What you need to do:
Whenever a line below includes the word "icon", copy that line.

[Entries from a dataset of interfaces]
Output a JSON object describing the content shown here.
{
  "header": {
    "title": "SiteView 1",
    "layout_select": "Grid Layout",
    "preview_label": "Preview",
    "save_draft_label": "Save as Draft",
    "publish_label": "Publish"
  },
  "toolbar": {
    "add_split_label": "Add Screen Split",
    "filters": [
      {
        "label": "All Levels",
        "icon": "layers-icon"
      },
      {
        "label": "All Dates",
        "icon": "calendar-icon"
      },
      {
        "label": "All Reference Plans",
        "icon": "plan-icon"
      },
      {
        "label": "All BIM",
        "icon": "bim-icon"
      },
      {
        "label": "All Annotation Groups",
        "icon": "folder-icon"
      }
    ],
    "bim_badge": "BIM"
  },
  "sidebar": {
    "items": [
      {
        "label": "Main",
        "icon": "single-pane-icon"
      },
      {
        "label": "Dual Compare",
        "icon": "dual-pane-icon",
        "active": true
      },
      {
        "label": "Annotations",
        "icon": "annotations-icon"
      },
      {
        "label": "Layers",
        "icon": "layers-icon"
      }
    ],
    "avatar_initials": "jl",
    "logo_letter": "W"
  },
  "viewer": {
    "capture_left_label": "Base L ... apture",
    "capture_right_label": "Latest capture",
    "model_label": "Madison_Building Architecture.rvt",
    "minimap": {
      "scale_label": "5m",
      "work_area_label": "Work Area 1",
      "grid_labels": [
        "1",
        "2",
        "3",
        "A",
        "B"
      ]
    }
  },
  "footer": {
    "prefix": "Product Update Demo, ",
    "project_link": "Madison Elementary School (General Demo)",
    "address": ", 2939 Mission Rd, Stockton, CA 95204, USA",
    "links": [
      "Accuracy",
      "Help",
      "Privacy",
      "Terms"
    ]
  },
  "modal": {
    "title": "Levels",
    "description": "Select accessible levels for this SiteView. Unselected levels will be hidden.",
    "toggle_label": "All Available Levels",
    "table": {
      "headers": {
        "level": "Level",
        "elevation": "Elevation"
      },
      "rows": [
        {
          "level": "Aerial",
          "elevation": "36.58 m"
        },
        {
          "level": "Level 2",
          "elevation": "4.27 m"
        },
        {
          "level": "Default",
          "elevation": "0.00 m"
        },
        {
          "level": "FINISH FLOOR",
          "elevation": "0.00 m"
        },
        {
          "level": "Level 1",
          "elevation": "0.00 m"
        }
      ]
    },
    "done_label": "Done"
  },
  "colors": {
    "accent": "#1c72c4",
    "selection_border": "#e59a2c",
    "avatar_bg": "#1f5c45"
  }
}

Solution to the problem:
        "icon": "layers-icon"
        "icon": "calendar-icon"
        "icon": "plan-icon"
        "icon": "bim-icon"
        "icon": "folder-icon"
        "icon": "single-pane-icon"
        "icon": "dual-pane-icon",
        "icon": "annotations-icon"
        "icon": "layers-icon"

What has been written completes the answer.